Not surprisingly, Singh Khosa took full advantage of his access to the appeals process. His appeal before the Immigration Appeal Division, and subsequent related hearings before various courts enabled him to delay his deportation for the better part of seven years.
Irene Thorpe was killed in a matter of seconds. We all know how her family felt about a seven-year appeal process to finally deport the person responsible, who was convicted beyond a reasonable doubt in the criminal courts.
As members of this House, we must keep the safety of Canadians at the forefront of our decisions and take action to repair a system that allows foreign criminals to delay their removal from this country for years and years. We must put the interests of victims and of law-abiding Canadians ahead of the interests of criminals.
Fortunately we have a great opportunity to do so by ensuring that the measures in the faster removal of foreign criminals act become the law of our land. There is a number of measures in this bill that would improve the system and create a greater sense of justice and fairness for victims of criminals such as Mr. Khosa.
As a lawyer myself who has stood for the human rights of Canadians in the courts of our land, I still believe we need to keep dangerous foreign criminals from having access to endless appeals to delay their deportation. We need to take them off the streets and out of our country. I sincerely urge my friends in the opposition to stop playing partisan games and to listen to victims organizations, police associations, immigration lawyers and experts and Canadians all across the country who have told us loudly and clearly that they support the faster removal of foreign criminals act.
These are not partisan issues. These are common sense issues. Without a doubt, these tough but fair measures are welcome and long needed. They improve the integrity of the immigration system without compromising its generosity.
Well-known media commentator Lorne Gunter put it well in a recent column when he wrote the following:

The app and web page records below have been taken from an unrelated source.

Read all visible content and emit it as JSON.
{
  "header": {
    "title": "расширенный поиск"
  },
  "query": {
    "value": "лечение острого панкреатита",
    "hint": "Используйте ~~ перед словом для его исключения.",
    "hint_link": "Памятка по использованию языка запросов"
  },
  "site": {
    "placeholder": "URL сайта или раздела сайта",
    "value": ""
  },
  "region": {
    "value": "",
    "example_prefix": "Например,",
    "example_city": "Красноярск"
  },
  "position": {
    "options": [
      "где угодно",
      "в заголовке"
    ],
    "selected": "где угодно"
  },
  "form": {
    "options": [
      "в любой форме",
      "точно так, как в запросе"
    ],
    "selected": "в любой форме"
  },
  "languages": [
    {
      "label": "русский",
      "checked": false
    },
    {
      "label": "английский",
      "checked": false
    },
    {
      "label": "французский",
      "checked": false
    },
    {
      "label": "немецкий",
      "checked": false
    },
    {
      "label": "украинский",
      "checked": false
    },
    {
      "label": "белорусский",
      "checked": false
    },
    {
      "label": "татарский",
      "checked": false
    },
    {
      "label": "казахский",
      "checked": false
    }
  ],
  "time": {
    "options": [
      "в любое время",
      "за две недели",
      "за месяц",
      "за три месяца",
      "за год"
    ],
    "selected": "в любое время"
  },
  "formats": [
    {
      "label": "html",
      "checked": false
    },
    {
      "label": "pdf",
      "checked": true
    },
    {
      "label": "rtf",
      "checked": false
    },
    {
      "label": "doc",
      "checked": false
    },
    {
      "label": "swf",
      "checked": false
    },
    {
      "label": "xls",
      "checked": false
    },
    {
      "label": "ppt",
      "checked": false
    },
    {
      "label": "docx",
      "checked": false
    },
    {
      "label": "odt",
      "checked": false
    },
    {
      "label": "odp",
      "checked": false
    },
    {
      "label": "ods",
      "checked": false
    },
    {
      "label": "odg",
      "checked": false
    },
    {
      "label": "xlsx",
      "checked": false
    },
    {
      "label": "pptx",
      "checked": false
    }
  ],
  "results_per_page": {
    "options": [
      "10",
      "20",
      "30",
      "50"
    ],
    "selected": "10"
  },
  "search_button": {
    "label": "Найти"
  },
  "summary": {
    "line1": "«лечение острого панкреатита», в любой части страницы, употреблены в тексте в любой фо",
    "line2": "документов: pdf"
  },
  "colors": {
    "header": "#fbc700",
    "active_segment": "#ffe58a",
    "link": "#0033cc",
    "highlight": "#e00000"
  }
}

If you wish to move here and become a citizen.... Why should Canada have to keep you if you demonstrate your danger to the community during your probationary period?... It is not mean or hard-hearted to deny them citizenship and punt them from our shores more quickly.... If you want to come to Canada and make a new life, welcome. We love to have you. But if you commit a crime while awaiting citizenship, don't claim to be a victim if we make you leave.
An editorial in The Globe and Mail argued, and I quote:
—it is difficult to argue with the bill's main thrust. The immigration process can be enormously complex, but one principle should be fairly straightforward: The tiny share of immigrants and refugees who lack citizenship and are convicted of serious crimes on Canadian soil forfeit their right to be here.
I emphasize the word “tiny” to my friend across the way who suggested that this was to characterize a large number of people as criminals.
I do not imagine that too many Canadians would disagree with this editorial. In fact, I am sure that most Canadians would be shocked to know how easy it is under existing rules for foreign criminals to avoid removal for years on end.
Canadians are generous and welcoming people, but we have no tolerance for criminals and fraudsters abusing our generosity. Our Conservative government is putting a stop to foreign criminals relying on endless appeals to delay their removal from Canada, during which time they continue to terrorize innocent Canadians.
Once again, I appeal to all of my hon. colleagues in the New Democratic and Liberal parties to stop opposing this bill. Listen to Canadians and help us ensure the speedy passage into law. Today is a day we can stop Canadians from being victimized by dangerous foreign criminals who have avoided deportation and remain in the country due to a system that provides them with endless appeals.